Your assignment>
Check each line of the data below for the word "logo". How many lines have it? Answer with the number alone.

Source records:
***

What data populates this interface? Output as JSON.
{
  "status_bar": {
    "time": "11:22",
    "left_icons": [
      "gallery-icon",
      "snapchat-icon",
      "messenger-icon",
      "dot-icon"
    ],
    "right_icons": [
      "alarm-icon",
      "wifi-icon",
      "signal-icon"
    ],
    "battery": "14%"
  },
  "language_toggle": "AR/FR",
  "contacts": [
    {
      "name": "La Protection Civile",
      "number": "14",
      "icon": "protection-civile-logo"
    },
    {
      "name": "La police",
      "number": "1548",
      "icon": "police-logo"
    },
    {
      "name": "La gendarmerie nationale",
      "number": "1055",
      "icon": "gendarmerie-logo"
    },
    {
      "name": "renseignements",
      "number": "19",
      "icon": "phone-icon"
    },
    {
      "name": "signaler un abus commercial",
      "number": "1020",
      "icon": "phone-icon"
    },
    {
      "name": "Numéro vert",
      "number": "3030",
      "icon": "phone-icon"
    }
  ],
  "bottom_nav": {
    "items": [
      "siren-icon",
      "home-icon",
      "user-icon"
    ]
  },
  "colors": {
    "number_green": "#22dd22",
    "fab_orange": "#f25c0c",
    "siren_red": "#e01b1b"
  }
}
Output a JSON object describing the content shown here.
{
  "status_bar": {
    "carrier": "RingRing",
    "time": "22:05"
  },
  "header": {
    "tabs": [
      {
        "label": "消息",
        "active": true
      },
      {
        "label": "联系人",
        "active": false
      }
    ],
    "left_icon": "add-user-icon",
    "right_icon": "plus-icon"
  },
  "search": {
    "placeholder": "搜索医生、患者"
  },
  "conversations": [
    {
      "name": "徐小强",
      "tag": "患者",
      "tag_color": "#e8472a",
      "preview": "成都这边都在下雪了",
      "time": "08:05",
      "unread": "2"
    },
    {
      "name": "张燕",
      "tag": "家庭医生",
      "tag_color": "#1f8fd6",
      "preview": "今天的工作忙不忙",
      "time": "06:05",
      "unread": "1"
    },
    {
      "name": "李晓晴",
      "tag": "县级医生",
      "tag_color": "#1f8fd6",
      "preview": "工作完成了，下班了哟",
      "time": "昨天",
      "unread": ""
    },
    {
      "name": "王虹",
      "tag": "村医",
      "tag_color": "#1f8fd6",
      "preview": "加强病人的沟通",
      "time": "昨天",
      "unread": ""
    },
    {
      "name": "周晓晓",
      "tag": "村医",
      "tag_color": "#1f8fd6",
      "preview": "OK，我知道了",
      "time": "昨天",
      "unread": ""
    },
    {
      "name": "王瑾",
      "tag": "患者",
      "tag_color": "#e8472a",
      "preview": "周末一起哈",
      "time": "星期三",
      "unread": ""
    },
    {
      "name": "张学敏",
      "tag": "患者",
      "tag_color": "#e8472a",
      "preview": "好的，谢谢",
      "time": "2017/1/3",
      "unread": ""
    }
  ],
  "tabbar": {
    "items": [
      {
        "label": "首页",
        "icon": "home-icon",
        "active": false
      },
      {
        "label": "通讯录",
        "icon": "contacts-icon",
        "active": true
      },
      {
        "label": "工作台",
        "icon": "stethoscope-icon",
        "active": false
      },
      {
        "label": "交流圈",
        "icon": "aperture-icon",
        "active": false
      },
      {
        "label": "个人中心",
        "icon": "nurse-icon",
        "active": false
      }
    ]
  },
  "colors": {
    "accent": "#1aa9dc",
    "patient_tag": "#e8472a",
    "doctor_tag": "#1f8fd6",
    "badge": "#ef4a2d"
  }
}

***

Exercise answer>
3